Croydon Council is no longer bankrupt after getting a government bail out but the interest payments alone will saddle tax payers with an additional debt of £24million.
As tax payers faced an average council tax hike of almost five per cent it emerged the council also borrowed £13million from Scottish tax payers during the Covid crisis.
Worst still Croydon had agreed to pay back high interest rates on both the Scottish loan and the £120million it borrowed from the government to secure the investment.
The formal ending of the section 114 notice, which was issued in November, was possible after the government allowed the council to borrow the money but if it can’t meet the repayments on the loan it may have to borrow more.
The council leader Hamida Ali, interim CEO Katherine Kerswell and interim director of finance Chris Buss gave evidence to a government select committee last month about Croydon’s S114 experience.

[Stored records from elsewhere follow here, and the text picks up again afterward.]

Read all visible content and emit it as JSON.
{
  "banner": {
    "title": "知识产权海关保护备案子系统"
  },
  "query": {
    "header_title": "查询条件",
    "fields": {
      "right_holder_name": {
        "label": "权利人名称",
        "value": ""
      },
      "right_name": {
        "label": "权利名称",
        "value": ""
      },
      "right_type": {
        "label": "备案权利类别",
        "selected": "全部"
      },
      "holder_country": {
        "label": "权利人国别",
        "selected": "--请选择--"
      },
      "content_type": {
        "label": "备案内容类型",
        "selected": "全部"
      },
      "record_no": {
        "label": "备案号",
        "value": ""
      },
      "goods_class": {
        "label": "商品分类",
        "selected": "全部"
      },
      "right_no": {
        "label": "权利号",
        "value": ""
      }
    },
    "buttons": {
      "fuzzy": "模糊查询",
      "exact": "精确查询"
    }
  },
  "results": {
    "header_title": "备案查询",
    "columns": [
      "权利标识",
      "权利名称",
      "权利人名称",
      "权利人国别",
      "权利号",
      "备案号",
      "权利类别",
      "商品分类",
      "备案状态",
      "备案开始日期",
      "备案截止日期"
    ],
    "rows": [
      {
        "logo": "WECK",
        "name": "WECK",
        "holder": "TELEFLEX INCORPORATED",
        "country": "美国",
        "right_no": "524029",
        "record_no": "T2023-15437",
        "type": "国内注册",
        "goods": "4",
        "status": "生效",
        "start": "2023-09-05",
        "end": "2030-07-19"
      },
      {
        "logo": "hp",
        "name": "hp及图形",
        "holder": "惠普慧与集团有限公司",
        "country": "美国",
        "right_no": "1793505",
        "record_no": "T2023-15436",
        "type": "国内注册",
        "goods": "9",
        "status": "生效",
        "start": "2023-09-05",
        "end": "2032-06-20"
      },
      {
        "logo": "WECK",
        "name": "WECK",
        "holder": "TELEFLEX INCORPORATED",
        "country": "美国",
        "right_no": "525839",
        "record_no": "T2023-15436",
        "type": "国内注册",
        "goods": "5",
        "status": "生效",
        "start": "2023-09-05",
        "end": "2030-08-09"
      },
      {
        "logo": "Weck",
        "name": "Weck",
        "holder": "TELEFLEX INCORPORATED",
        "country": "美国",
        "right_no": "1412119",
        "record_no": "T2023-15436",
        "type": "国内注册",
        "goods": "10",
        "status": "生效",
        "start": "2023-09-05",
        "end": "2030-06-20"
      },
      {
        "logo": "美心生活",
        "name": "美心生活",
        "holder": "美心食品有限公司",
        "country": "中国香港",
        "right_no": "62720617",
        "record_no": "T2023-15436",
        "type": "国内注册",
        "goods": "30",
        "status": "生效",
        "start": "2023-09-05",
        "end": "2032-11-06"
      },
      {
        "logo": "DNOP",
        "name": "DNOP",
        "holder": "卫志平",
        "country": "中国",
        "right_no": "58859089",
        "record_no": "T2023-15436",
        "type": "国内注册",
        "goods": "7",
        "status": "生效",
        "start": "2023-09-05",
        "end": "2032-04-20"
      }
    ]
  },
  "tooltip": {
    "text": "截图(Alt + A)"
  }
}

MP Bob Blackman asked whether the Treasury attaching a borrowing rate of one per cent above the normal Public Works Loan Board borrowing rate for the loan was “fair and reasonable, especially given interest rates at the moment?”
The council’s interim finance director Chris Buss said: “Our hope is that we will be able to deal with a significant part of the amount we will have to borrow through the realisation of capital assets—we may not be able to do all of it, but we do hope to do that—and the repayment of loans that we have outstanding. Hopefully we will not have to borrow.”

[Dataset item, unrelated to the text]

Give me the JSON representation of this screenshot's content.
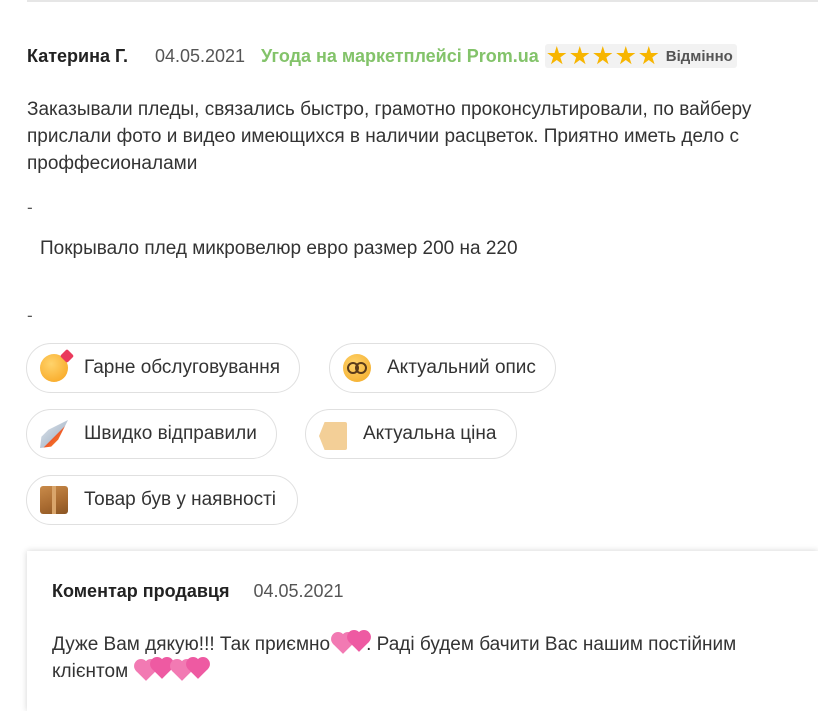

The loan means the council can balance its in year budget and set one for 2021-22 but the bail out is conditional on the council delivering its renewal improvement plans
Croydon’s Renewal Plan maps out proposals for further savings, strengthening governance and financial practices, bolstering reserves and new ways of working to put the borough on a more sustainable financial footing.

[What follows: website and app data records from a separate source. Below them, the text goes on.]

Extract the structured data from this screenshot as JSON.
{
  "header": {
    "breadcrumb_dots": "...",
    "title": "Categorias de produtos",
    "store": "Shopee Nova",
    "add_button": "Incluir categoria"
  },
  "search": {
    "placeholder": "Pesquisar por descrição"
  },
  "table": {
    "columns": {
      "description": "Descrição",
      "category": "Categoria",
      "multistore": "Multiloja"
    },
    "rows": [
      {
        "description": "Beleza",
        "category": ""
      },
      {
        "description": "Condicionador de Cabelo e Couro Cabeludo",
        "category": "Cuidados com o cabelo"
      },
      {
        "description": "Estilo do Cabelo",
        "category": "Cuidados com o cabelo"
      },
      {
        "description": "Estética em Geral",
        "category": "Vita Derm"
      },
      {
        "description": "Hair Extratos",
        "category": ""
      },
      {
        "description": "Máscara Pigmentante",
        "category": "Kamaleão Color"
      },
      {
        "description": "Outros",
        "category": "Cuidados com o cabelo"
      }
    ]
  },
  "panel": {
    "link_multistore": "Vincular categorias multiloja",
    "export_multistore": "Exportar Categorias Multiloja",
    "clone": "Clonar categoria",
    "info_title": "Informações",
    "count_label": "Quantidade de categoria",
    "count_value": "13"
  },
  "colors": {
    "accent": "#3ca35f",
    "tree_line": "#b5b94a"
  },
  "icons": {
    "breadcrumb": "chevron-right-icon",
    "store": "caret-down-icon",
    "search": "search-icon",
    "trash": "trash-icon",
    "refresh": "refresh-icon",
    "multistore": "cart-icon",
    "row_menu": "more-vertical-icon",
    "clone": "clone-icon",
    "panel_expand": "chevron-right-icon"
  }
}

It will also need to address funding gaps caused by the demands of tackling the Covid-19 crises, which has already cost Croydon over £46m.
In April last year Croydon borrowed £13million from Midlothian Council agreeing to pay 1.85 per cent in interest payments per annum for the two-and-a-half year loan period which will see Croydon pay back an ‘attractive’ £600,000 return on the Scottish council’s investment.
Cllr Ali, leader of the council said: “Although the section 114 notice is no longer in place, there is still a lot of work to be done and savings to find for the council to live sustainably and within its means for the long term.”